Netapp filers can be accessed and managed many ways, including using Putty to SSH into the filer itself.  In addition to FilerView, there is also another web based tool called Netapp OnCommand  System Manager that is GUI based which gives a very nice graphical performance chart detailing how HOT your filers are running. The OnCommand tool is great for everyday management of the filers but sometimes you will need to access the filers via Putty to run more advanced functions , ie. killing a NDMP session that is hung.

We had an interesting issue today while trying to access one of our Netapp filers using Putty. Every time we would we try try to log  into the filer with a Putty session we would get an access denied or the Putty session would simply close.
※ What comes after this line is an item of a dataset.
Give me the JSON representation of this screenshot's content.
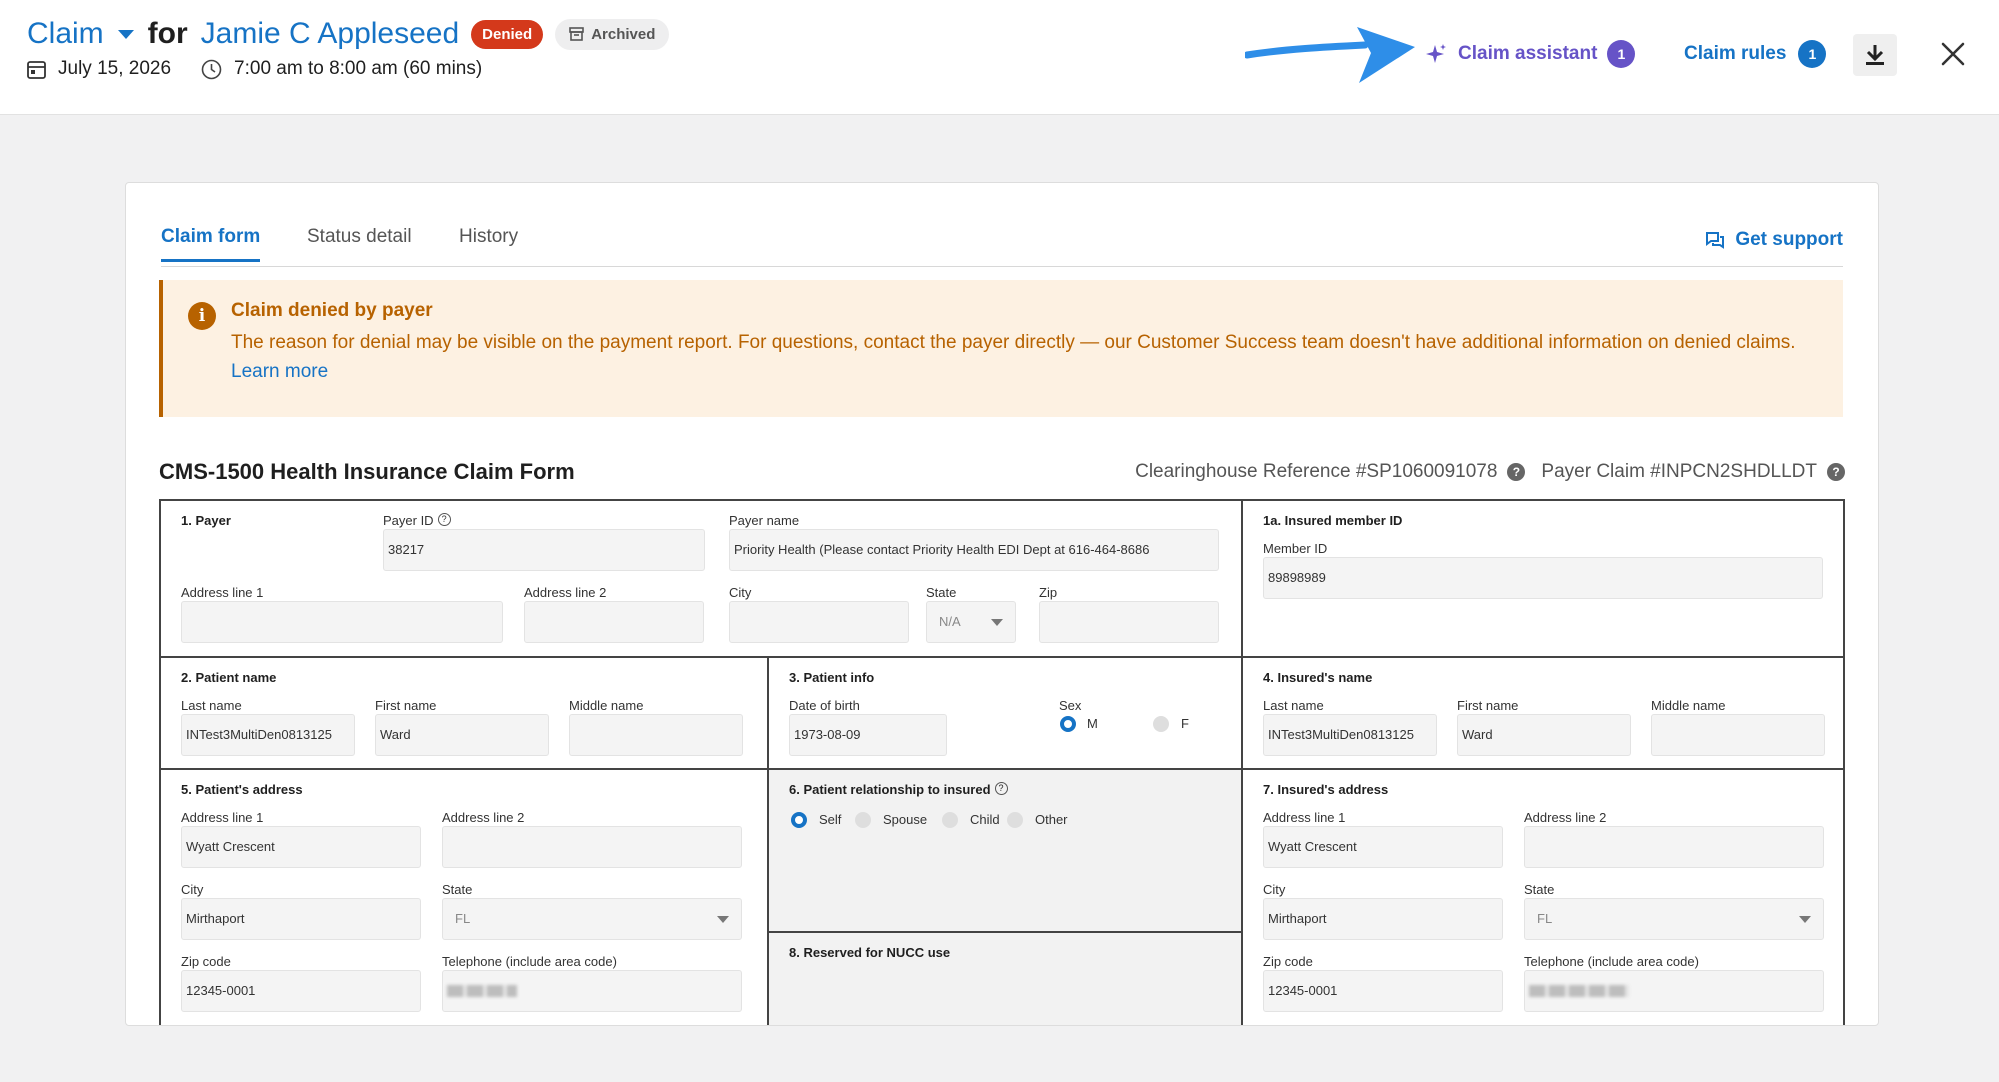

What was odd was that it didn’t happen for all of the us Storage Engineers. Thinking that maybe are accounts are locked or maybe  the access got removed I started the OnCommand session and attempted to log into the filers.

Not a single hiccup. Logged in right away on every single filer we have. hmmm….so I can log in with my credentials using OnCommand but when using a Putty session I can’t. Yet, another storage engineer can login to both and we all have the same permissions. All filers were checked for locked accounts including Active Directory, nothing was locked.

After some more head scratching one of the other Storage Engineers stumbled upon a setting within the OnCommand System Manager setting that was caching our passwords. Once the tick box to cache passwords was cleared we were able to  successfully log onto the filers.

To remove the cache passwords in OnCommand :

  1. Run OnCommand System Manager and log onto any filer
  2. In the top left hand corner select to Tools
  3. Select Options         

oncommand
4. Clear the Enable Cache Passwords tick box

Oncommand2

  1. Select Clear Existing Passwords

  2. Select Save and Close

Once the settings were changed we were both able to Putty to the filers. Gotta Love the gotchas of cached passwords.